Donald Trump and Elon Musk would not seem to have a great deal in common. Musk is, after all, a self-made immigrant who believes in climate change and is trying to wean the U.S. and world off of the fossil fuels that are quite literally at the heart of Trump’s politics and policy. But for all that, in many ways, they really aren’t so different. They’re both megalomaniacal Twitter addicts prone to ad hominem attacks, weakness at math and contempt for the law. They both went to Wharton and are thus super-geniuses. Oh, and they kind of need each other: Trump viscerally requires the kind of stock market boost that Tesla provides, and Tesla probably needs a good deal of federal help to keep that stock rising and driving David Einhorn insane.
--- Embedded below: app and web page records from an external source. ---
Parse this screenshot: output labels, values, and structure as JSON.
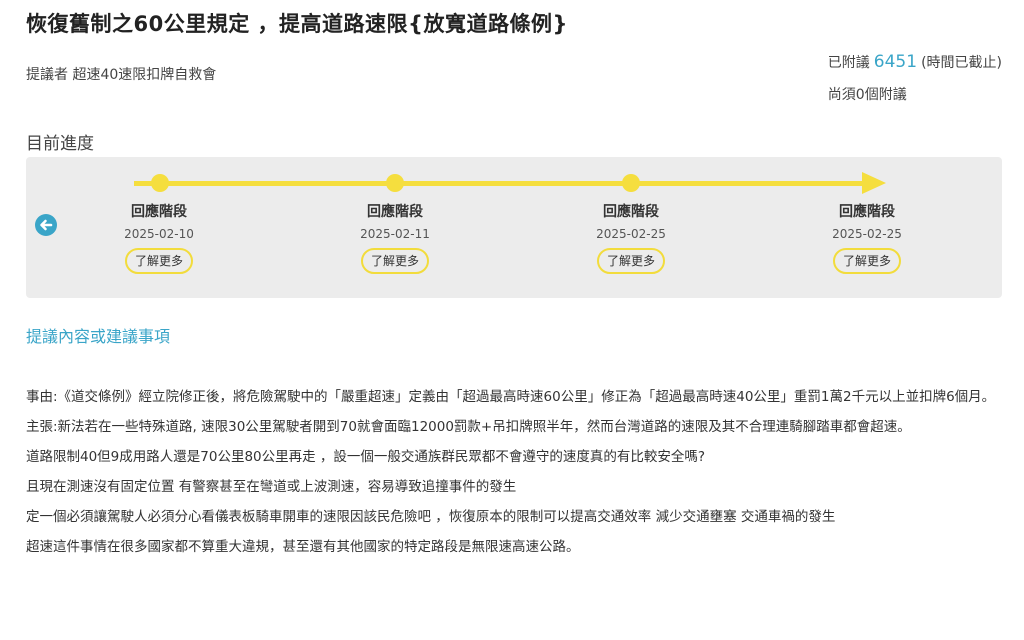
{
  "petition": {
    "title": "恢復舊制之60公里規定 ，提高道路速限{放寬道路條例}",
    "proposer_label": "提議者",
    "proposer_name": "超速40速限扣牌自救會"
  },
  "stats": {
    "attached_label": "已附議",
    "attached_count": "6451",
    "status": "(時間已截止)",
    "remaining": "尚須0個附議"
  },
  "progress": {
    "title": "目前進度",
    "stages": [
      {
        "label": "回應階段",
        "date": "2025-02-10",
        "more": "了解更多"
      },
      {
        "label": "回應階段",
        "date": "2025-02-11",
        "more": "了解更多"
      },
      {
        "label": "回應階段",
        "date": "2025-02-25",
        "more": "了解更多"
      },
      {
        "label": "回應階段",
        "date": "2025-02-25",
        "more": "了解更多"
      }
    ],
    "track_color": "#f5de3e"
  },
  "section": {
    "link": "提議內容或建議事項"
  },
  "content": {
    "paragraphs": [
      "事由:《道交條例》經立院修正後，將危險駕駛中的「嚴重超速」定義由「超過最高時速60公里」修正為「超過最高時速40公里」重罰1萬2千元以上並扣牌6個月。",
      "主張:新法若在一些特殊道路, 速限30公里駕駛者開到70就會面臨12000罰款+吊扣牌照半年，然而台灣道路的速限及其不合理連騎腳踏車都會超速。",
      "道路限制40但9成用路人還是70公里80公里再走 ，設一個一般交通族群民眾都不會遵守的速度真的有比較安全嗎?",
      "且現在測速沒有固定位置 有警察甚至在彎道或上波測速，容易導致追撞事件的發生",
      "定一個必須讓駕駛人必須分心看儀表板騎車開車的速限因該民危險吧 ，恢復原本的限制可以提高交通效率 減少交通壅塞 交通車禍的發生",
      "超速這件事情在很多國家都不算重大違規，甚至還有其他國家的特定路段是無限速高速公路。"
    ]
  },
  "icons": {
    "back": "arrow-left-circle-icon"
  },
  "colors": {
    "accent": "#3aa5c8",
    "timeline_bg": "#ececec",
    "yellow": "#f5de3e"
  }
}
Oh, and neither is particularly good with words, as the president amply demonstrated in a long soliloquy to (appropriately) Joe Kernan in Davos.
Musk is “one of our great geniuses, and we have to protect our genius,” Trump said…. “You know, we have to protect Thomas Edison and we have to protect all of these people that came up with originally the light bulb and the wheel and all of these things. And he’s one of our very smart people and we want to cherish those people,” the president said.
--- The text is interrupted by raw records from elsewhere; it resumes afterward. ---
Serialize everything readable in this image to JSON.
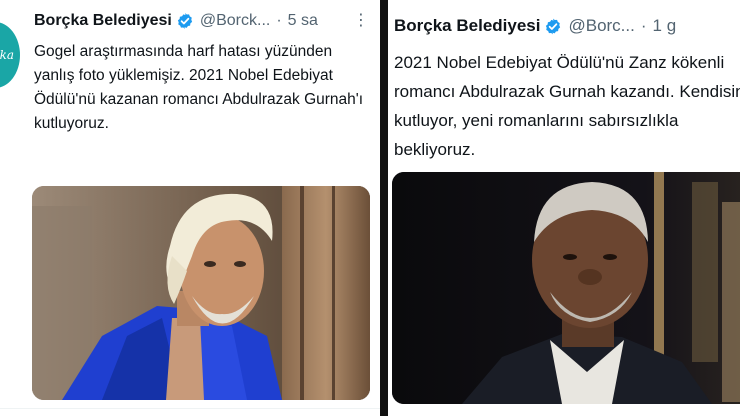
{
  "left_tweet": {
    "display_name": "Borçka Belediyesi",
    "handle": "@Borck...",
    "separator": "·",
    "time": "5 sa",
    "more": "⋮",
    "avatar_text": "ka",
    "text": "Gogel araştırmasında harf hatası yüzünden yanlış foto yüklemişiz. 2021 Nobel Edebiyat Ödülü'nü kazanan romancı Abdulrazak Gurnah'ı kutluyoruz."
  },
  "right_tweet": {
    "display_name": "Borçka Belediyesi",
    "handle": "@Borc...",
    "separator": "·",
    "time": "1 g",
    "text": "2021 Nobel Edebiyat Ödülü'nü Zanz kökenli romancı Abdulrazak Gurnah kazandı. Kendisini kutluyor, yeni romanlarını sabırsızlıkla bekliyoruz."
  },
  "colors": {
    "verified": "#1d9bf0",
    "secondary_text": "#536471",
    "avatar": "#1aa6a6",
    "divider": "#111111"
  },
  "icons": {
    "verified": "verified-badge-icon",
    "more": "more-options-icon"
  }
}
Plus, he also makes rockets, which are big and fast and loud and explode-y enough to retain the president’s famously limited attention.
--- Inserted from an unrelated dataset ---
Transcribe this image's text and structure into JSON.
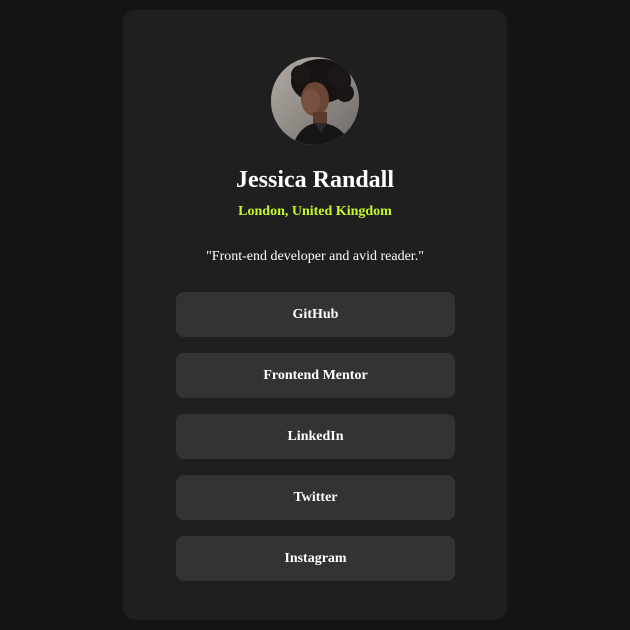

“I spoke to him very recently, and he’s also doing the rockets. He likes rockets. And he does good at rockets, too, by the way. I never saw where the engines come down with no wings, no anything, and they’re landing. I said I’ve never seen that before,” Trump said.